I do not agree that treaty change should be the last resort. I would say it is no resort whatsoever.
The problem is far too urgent to await the machinations of a treaty change which is a long winded process involving ratification by 27 parliaments and in some cases national referendum.
To give an idea of how urgent the situation is I quote from a report issued by Larry Hathaway an economist at UBS when asked about the best investments in a Euro breakup scenario:
"I suppose there might be some assets worthy of consideration - precious metals for example. But other metals would make wise investments, too. Among them tinned goods and small calibre weapons.
Break-up runs the risk of becoming one wretched scenario. Sadly, however, it can't be ruled out, just as it would have been improper to rule out the horrors of the first half of the 20th century before they happened.
But it is very hard to see break-up as a solution. Let's hope Europe's politicians and policymakers agree and take action this week to fix what is broken before it all really breaks up"
What is needed is not a new Treaty. What is needed is firm action within what is already allowed within existent treaties, namely:
- Strict control over how much Euro members can borrow without creation of anything like a fiscal union which would also control what they tax and spend. Taxing and spending should remain national prerogatives but borrowing must be preapproved by a Central agency as borrowing by an individual country, implicitly or explicitly, becomes everyone's responsibility.
- Coordination of fiscal policies so that whilst countries in distress enforce austerity to bring their finances in order, countries that can borrow at extraordinarily cheap rates (like Germany) loosen their fiscal policies to create internal demand and support export growth for countries undergoing internal austerity.
A true solution requires no treaty change. A true solution requires strong countries showing solidarity with countries in distress, whilst countries in distress proving their determination ( as Greece and Italy are clearly doing through their techincians' governments) to stay on the road to fiscal salvation whatever it takes so that the integrity of the Euro can be protected and safeguarded.

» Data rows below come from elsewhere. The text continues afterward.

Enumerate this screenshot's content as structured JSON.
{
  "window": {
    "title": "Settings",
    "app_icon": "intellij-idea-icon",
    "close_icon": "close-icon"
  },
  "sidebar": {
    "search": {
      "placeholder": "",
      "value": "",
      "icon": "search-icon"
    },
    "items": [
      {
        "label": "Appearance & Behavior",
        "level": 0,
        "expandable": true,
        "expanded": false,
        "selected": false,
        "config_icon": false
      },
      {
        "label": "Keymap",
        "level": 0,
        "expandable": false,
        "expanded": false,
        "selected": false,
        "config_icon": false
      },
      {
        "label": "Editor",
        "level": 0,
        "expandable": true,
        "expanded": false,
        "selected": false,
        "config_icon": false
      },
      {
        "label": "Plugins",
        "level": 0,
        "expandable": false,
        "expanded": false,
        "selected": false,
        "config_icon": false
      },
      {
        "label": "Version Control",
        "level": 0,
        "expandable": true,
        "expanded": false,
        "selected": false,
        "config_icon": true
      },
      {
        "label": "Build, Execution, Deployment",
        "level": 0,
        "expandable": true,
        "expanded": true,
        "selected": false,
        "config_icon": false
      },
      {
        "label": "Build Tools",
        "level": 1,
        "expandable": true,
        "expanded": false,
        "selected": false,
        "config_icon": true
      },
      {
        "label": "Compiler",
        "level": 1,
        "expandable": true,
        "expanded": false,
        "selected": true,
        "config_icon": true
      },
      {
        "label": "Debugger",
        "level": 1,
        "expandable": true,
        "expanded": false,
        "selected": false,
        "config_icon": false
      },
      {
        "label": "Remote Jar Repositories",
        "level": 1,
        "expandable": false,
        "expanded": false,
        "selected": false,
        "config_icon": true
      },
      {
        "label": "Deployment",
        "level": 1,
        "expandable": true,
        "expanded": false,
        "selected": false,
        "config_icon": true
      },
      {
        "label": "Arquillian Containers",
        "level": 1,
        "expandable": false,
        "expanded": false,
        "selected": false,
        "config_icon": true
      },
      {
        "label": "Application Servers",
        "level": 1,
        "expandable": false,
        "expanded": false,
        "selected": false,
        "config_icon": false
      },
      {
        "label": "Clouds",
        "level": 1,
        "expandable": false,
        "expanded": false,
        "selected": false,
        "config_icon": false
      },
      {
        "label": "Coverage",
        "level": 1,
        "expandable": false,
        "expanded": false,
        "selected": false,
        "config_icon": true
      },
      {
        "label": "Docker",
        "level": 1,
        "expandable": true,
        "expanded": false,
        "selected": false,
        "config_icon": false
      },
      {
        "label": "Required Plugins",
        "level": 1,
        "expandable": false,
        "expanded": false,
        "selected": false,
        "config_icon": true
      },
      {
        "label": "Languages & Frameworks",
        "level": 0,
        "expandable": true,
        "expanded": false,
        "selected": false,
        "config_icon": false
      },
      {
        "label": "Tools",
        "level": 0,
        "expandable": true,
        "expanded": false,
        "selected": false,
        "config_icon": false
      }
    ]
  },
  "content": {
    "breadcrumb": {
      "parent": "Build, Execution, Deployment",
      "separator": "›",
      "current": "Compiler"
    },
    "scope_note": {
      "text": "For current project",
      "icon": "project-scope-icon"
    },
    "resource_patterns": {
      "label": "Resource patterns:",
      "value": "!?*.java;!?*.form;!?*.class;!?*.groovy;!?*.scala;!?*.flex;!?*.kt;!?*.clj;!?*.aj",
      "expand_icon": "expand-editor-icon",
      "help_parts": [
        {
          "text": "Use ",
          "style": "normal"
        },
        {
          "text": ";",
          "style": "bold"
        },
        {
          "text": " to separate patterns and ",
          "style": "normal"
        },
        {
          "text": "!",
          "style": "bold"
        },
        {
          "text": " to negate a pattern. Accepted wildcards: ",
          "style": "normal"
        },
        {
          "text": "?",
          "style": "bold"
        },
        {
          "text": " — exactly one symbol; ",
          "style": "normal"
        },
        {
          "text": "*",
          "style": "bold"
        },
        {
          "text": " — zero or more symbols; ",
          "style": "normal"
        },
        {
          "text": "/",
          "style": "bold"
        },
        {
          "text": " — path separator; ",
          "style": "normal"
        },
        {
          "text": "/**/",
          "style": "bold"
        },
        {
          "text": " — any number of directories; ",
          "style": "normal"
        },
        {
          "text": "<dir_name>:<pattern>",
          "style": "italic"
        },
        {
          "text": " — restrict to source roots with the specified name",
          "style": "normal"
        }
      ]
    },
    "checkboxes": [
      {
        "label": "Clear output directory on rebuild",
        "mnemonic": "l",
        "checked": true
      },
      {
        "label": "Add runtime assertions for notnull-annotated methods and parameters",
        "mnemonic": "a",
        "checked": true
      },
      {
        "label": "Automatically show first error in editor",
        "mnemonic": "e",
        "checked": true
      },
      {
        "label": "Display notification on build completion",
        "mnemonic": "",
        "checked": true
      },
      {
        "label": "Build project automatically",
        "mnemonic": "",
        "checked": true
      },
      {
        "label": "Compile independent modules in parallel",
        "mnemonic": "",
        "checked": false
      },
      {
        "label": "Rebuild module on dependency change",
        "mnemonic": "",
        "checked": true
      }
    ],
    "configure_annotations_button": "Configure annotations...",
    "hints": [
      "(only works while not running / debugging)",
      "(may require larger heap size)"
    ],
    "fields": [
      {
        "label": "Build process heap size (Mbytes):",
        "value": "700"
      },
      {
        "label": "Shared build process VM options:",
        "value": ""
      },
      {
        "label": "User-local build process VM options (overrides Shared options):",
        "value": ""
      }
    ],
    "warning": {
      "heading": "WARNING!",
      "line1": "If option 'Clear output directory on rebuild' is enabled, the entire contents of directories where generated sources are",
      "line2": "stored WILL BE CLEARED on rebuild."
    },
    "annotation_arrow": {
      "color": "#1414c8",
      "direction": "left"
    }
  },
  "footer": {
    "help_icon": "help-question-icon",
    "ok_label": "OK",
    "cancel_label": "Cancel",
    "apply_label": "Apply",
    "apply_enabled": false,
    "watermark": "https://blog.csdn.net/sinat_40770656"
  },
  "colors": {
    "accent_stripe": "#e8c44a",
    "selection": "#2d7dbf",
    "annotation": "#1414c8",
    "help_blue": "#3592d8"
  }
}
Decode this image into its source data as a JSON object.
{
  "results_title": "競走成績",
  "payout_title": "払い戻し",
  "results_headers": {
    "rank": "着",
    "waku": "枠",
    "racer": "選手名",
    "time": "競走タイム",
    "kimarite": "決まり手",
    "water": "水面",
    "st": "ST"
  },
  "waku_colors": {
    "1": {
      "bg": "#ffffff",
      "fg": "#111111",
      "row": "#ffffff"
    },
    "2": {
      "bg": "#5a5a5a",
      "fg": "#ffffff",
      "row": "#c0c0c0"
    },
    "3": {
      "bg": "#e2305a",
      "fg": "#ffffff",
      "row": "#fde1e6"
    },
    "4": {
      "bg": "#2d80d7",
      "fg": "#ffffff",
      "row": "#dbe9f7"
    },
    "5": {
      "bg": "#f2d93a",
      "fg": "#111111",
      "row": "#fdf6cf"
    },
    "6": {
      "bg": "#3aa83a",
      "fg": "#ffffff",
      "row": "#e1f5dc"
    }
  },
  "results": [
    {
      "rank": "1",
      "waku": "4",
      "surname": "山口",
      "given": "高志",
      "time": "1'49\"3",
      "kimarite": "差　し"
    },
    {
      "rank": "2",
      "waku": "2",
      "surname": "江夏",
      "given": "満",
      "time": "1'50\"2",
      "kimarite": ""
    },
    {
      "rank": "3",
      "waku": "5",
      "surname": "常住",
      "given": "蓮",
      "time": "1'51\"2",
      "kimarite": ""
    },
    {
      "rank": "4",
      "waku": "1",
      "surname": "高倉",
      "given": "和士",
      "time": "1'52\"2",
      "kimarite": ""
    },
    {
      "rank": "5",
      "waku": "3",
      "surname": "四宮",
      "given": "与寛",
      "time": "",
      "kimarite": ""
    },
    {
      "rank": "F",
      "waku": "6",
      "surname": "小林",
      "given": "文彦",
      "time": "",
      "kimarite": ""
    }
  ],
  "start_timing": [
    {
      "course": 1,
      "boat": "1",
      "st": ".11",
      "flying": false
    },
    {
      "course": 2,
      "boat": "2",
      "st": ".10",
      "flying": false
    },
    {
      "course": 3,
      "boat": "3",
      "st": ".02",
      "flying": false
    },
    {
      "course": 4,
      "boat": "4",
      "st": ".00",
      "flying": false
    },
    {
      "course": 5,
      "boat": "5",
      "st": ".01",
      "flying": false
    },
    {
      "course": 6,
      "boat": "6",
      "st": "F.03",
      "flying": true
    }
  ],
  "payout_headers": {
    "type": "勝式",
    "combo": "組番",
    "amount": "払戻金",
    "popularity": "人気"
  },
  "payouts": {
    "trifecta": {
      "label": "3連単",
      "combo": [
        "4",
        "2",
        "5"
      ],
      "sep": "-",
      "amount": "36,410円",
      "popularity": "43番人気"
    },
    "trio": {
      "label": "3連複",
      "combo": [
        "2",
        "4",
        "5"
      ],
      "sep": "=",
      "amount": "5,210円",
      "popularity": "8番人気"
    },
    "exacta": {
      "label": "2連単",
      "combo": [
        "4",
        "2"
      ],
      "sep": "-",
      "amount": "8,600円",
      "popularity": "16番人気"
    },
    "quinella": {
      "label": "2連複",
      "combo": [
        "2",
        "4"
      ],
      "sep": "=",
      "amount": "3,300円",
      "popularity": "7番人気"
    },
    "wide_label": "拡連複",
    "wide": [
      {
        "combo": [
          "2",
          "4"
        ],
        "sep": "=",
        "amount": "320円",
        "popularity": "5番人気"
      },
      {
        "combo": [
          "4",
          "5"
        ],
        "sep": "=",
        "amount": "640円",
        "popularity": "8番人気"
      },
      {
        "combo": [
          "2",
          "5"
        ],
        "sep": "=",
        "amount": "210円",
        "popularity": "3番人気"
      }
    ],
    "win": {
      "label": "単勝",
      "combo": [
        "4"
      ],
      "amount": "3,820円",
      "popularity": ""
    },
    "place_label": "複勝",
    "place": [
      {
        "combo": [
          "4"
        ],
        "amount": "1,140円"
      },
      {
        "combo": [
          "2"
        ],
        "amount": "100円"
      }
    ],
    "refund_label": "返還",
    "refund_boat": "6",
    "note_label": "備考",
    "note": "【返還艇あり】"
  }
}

With such assurances the European Central Bank will be comfortable with adopting a more active role in its function as a lender of last resort in the knowledge that this will not impair its inflation fighting credentials but will enhance its price stability credentials by avoiding a depression.
The alternative is too horrendous to even contemplate